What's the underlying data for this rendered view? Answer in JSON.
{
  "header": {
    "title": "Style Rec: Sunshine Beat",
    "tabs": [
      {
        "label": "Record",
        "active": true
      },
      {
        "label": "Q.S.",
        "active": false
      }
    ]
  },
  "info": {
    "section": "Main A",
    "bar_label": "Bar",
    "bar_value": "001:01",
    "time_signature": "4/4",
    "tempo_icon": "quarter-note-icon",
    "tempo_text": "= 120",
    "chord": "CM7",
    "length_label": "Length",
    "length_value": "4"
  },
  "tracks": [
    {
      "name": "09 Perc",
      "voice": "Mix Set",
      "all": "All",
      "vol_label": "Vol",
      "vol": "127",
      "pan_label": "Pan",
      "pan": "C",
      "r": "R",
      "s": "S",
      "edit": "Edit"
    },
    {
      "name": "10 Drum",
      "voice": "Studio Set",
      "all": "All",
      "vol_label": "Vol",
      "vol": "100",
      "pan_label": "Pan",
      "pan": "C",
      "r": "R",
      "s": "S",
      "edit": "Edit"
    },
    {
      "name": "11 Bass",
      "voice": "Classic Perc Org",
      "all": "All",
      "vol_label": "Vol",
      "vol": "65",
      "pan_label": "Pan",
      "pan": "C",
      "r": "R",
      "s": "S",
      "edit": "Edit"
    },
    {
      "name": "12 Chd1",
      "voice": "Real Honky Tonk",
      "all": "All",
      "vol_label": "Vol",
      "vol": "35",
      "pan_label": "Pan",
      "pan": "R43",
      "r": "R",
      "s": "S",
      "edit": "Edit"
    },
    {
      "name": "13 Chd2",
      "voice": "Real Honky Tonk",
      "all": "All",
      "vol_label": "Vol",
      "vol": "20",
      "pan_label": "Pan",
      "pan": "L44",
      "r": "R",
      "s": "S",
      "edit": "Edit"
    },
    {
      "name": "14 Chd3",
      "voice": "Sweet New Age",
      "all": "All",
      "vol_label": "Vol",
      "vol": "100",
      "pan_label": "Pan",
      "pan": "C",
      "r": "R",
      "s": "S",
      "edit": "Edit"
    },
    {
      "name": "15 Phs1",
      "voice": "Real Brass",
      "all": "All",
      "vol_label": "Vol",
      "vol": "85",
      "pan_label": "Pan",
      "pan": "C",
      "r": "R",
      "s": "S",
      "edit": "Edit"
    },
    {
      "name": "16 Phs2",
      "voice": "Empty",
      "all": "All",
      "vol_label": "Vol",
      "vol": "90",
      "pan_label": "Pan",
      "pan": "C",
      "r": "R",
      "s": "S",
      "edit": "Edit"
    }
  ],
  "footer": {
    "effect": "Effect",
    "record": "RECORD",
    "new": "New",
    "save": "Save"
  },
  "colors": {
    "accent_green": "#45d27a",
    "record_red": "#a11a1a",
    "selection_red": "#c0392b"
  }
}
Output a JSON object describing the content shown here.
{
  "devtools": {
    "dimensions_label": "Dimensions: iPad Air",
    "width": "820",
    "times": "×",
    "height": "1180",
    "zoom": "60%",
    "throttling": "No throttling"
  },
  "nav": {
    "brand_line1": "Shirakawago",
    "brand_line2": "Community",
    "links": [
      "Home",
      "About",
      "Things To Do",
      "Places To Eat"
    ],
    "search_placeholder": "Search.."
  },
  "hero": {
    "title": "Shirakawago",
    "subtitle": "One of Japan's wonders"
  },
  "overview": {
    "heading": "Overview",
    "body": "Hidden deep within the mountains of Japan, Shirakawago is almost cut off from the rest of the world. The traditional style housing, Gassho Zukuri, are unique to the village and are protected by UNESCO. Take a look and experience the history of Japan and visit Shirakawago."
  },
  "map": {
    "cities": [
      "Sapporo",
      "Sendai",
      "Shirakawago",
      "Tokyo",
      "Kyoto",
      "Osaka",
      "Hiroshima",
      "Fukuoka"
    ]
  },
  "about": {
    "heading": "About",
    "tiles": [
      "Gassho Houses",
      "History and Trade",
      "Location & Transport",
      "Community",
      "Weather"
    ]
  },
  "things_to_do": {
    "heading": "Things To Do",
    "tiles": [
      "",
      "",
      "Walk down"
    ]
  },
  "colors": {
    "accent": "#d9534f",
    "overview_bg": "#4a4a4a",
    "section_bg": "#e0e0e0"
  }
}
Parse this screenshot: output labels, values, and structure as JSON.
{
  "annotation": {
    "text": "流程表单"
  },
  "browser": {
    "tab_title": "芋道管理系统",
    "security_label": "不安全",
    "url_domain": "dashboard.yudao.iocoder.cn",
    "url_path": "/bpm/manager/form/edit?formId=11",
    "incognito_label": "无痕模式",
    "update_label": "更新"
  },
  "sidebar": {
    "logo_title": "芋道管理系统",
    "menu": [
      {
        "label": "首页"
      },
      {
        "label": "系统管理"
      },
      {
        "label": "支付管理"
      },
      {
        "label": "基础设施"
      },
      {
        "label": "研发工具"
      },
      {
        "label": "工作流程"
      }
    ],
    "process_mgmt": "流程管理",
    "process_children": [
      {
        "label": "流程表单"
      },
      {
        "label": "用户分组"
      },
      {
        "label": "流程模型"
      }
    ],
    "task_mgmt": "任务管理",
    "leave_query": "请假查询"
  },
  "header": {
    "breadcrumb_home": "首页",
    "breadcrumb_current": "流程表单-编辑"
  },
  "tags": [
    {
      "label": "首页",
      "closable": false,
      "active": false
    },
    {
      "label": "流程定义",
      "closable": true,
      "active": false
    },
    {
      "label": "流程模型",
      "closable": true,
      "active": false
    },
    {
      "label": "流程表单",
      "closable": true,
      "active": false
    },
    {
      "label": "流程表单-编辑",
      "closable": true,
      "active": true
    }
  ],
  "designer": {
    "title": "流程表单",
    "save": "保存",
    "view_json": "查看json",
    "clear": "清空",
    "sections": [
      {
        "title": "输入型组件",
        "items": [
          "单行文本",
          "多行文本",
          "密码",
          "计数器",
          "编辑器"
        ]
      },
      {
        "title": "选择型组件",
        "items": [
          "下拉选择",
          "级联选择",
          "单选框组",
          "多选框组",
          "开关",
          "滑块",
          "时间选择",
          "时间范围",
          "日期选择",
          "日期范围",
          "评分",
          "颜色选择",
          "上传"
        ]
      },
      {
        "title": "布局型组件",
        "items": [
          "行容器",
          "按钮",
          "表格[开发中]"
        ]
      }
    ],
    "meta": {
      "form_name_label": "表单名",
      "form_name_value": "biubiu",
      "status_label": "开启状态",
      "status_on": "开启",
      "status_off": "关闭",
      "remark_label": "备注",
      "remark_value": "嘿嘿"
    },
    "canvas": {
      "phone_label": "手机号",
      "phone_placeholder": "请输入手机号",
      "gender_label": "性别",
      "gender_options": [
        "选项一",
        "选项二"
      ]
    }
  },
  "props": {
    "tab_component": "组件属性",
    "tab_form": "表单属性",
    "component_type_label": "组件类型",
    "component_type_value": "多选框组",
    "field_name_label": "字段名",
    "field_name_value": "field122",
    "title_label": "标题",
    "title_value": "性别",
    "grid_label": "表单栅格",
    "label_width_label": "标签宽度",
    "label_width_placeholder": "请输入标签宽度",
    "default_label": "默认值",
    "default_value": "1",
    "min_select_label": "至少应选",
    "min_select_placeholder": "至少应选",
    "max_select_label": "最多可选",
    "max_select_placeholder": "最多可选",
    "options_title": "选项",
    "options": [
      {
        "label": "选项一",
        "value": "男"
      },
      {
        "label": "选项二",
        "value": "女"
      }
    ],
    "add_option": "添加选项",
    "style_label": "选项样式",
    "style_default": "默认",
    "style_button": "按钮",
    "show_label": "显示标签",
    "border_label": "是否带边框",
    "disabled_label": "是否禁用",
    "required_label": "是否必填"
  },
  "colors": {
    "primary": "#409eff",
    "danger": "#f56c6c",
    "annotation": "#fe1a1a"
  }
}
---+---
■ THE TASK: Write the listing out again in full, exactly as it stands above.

■ EXPECTED ANSWER:
What's the underlying data for this rendered view? Answer in JSON.
{
  "header": {
    "title": "Style Rec: Sunshine Beat",
    "tabs": [
      {
        "label": "Record",
        "active": true
      },
      {
        "label": "Q.S.",
        "active": false
      }
    ]
  },
  "info": {
    "section": "Main A",
    "bar_label": "Bar",
    "bar_value": "001:01",
    "time_signature": "4/4",
    "tempo_icon": "quarter-note-icon",
    "tempo_text": "= 120",
    "chord": "CM7",
    "length_label": "Length",
    "length_value": "4"
  },
  "tracks": [
    {
      "name": "09 Perc",
      "voice": "Mix Set",
      "all": "All",
      "vol_label": "Vol",
      "vol": "127",
      "pan_label": "Pan",
      "pan": "C",
      "r": "R",
      "s": "S",
      "edit": "Edit"
    },
    {
      "name": "10 Drum",
      "voice": "Studio Set",
      "all": "All",
      "vol_label": "Vol",
      "vol": "100",
      "pan_label": "Pan",
      "pan": "C",
      "r": "R",
      "s": "S",
      "edit": "Edit"
    },
    {
      "name": "11 Bass",
      "voice": "Classic Perc Org",
      "all": "All",
      "vol_label": "Vol",
      "vol": "65",
      "pan_label": "Pan",
      "pan": "C",
      "r": "R",
      "s": "S",
      "edit": "Edit"
    },
    {
      "name": "12 Chd1",
      "voice": "Real Honky Tonk",
      "all": "All",
      "vol_label": "Vol",
      "vol": "35",
      "pan_label": "Pan",
      "pan": "R43",
      "r": "R",
      "s": "S",
      "edit": "Edit"
    },
    {
      "name": "13 Chd2",
      "voice": "Real Honky Tonk",
      "all": "All",
      "vol_label": "Vol",
      "vol": "20",
      "pan_label": "Pan",
      "pan": "L44",
      "r": "R",
      "s": "S",
      "edit": "Edit"
    },
    {
      "name": "14 Chd3",
      "voice": "Sweet New Age",
      "all": "All",
      "vol_label": "Vol",
      "vol": "100",
      "pan_label": "Pan",
      "pan": "C",
      "r": "R",
      "s": "S",
      "edit": "Edit"
    },
    {
      "name": "15 Phs1",
      "voice": "Real Brass",
      "all": "All",
      "vol_label": "Vol",
      "vol": "85",
      "pan_label": "Pan",
      "pan": "C",
      "r": "R",
      "s": "S",
      "edit": "Edit"
    },
    {
      "name": "16 Phs2",
      "voice": "Empty",
      "all": "All",
      "vol_label": "Vol",
      "vol": "90",
      "pan_label": "Pan",
      "pan": "C",
      "r": "R",
      "s": "S",
      "edit": "Edit"
    }
  ],
  "footer": {
    "effect": "Effect",
    "record": "RECORD",
    "new": "New",
    "save": "Save"
  },
  "colors": {
    "accent_green": "#45d27a",
    "record_red": "#a11a1a",
    "selection_red": "#c0392b"
  }
}
Output a JSON object describing the content shown here.
{
  "devtools": {
    "dimensions_label": "Dimensions: iPad Air",
    "width": "820",
    "times": "×",
    "height": "1180",
    "zoom": "60%",
    "throttling": "No throttling"
  },
  "nav": {
    "brand_line1": "Shirakawago",
    "brand_line2": "Community",
    "links": [
      "Home",
      "About",
      "Things To Do",
      "Places To Eat"
    ],
    "search_placeholder": "Search.."
  },
  "hero": {
    "title": "Shirakawago",
    "subtitle": "One of Japan's wonders"
  },
  "overview": {
    "heading": "Overview",
    "body": "Hidden deep within the mountains of Japan, Shirakawago is almost cut off from the rest of the world. The traditional style housing, Gassho Zukuri, are unique to the village and are protected by UNESCO. Take a look and experience the history of Japan and visit Shirakawago."
  },
  "map": {
    "cities": [
      "Sapporo",
      "Sendai",
      "Shirakawago",
      "Tokyo",
      "Kyoto",
      "Osaka",
      "Hiroshima",
      "Fukuoka"
    ]
  },
  "about": {
    "heading": "About",
    "tiles": [
      "Gassho Houses",
      "History and Trade",
      "Location & Transport",
      "Community",
      "Weather"
    ]
  },
  "things_to_do": {
    "heading": "Things To Do",
    "tiles": [
      "",
      "",
      "Walk down"
    ]
  },
  "colors": {
    "accent": "#d9534f",
    "overview_bg": "#4a4a4a",
    "section_bg": "#e0e0e0"
  }
}
Parse this screenshot: output labels, values, and structure as JSON.
{
  "annotation": {
    "text": "流程表单"
  },
  "browser": {
    "tab_title": "芋道管理系统",
    "security_label": "不安全",
    "url_domain": "dashboard.yudao.iocoder.cn",
    "url_path": "/bpm/manager/form/edit?formId=11",
    "incognito_label": "无痕模式",
    "update_label": "更新"
  },
  "sidebar": {
    "logo_title": "芋道管理系统",
    "menu": [
      {
        "label": "首页"
      },
      {
        "label": "系统管理"
      },
      {
        "label": "支付管理"
      },
      {
        "label": "基础设施"
      },
      {
        "label": "研发工具"
      },
      {
        "label": "工作流程"
      }
    ],
    "process_mgmt": "流程管理",
    "process_children": [
      {
        "label": "流程表单"
      },
      {
        "label": "用户分组"
      },
      {
        "label": "流程模型"
      }
    ],
    "task_mgmt": "任务管理",
    "leave_query": "请假查询"
  },
  "header": {
    "breadcrumb_home": "首页",
    "breadcrumb_current": "流程表单-编辑"
  },
  "tags": [
    {
      "label": "首页",
      "closable": false,
      "active": false
    },
    {
      "label": "流程定义",
      "closable": true,
      "active": false
    },
    {
      "label": "流程模型",
      "closable": true,
      "active": false
    },
    {
      "label": "流程表单",
      "closable": true,
      "active": false
    },
    {
      "label": "流程表单-编辑",
      "closable": true,
      "active": true
    }
  ],
  "designer": {
    "title": "流程表单",
    "save": "保存",
    "view_json": "查看json",
    "clear": "清空",
    "sections": [
      {
        "title": "输入型组件",
        "items": [
          "单行文本",
          "多行文本",
          "密码",
          "计数器",
          "编辑器"
        ]
      },
      {
        "title": "选择型组件",
        "items": [
          "下拉选择",
          "级联选择",
          "单选框组",
          "多选框组",
          "开关",
          "滑块",
          "时间选择",
          "时间范围",
          "日期选择",
          "日期范围",
          "评分",
          "颜色选择",
          "上传"
        ]
      },
      {
        "title": "布局型组件",
        "items": [
          "行容器",
          "按钮",
          "表格[开发中]"
        ]
      }
    ],
    "meta": {
      "form_name_label": "表单名",
      "form_name_value": "biubiu",
      "status_label": "开启状态",
      "status_on": "开启",
      "status_off": "关闭",
      "remark_label": "备注",
      "remark_value": "嘿嘿"
    },
    "canvas": {
      "phone_label": "手机号",
      "phone_placeholder": "请输入手机号",
      "gender_label": "性别",
      "gender_options": [
        "选项一",
        "选项二"
      ]
    }
  },
  "props": {
    "tab_component": "组件属性",
    "tab_form": "表单属性",
    "component_type_label": "组件类型",
    "component_type_value": "多选框组",
    "field_name_label": "字段名",
    "field_name_value": "field122",
    "title_label": "标题",
    "title_value": "性别",
    "grid_label": "表单栅格",
    "label_width_label": "标签宽度",
    "label_width_placeholder": "请输入标签宽度",
    "default_label": "默认值",
    "default_value": "1",
    "min_select_label": "至少应选",
    "min_select_placeholder": "至少应选",
    "max_select_label": "最多可选",
    "max_select_placeholder": "最多可选",
    "options_title": "选项",
    "options": [
      {
        "label": "选项一",
        "value": "男"
      },
      {
        "label": "选项二",
        "value": "女"
      }
    ],
    "add_option": "添加选项",
    "style_label": "选项样式",
    "style_default": "默认",
    "style_button": "按钮",
    "show_label": "显示标签",
    "border_label": "是否带边框",
    "disabled_label": "是否禁用",
    "required_label": "是否必填"
  },
  "colors": {
    "primary": "#409eff",
    "danger": "#f56c6c",
    "annotation": "#fe1a1a"
  }
}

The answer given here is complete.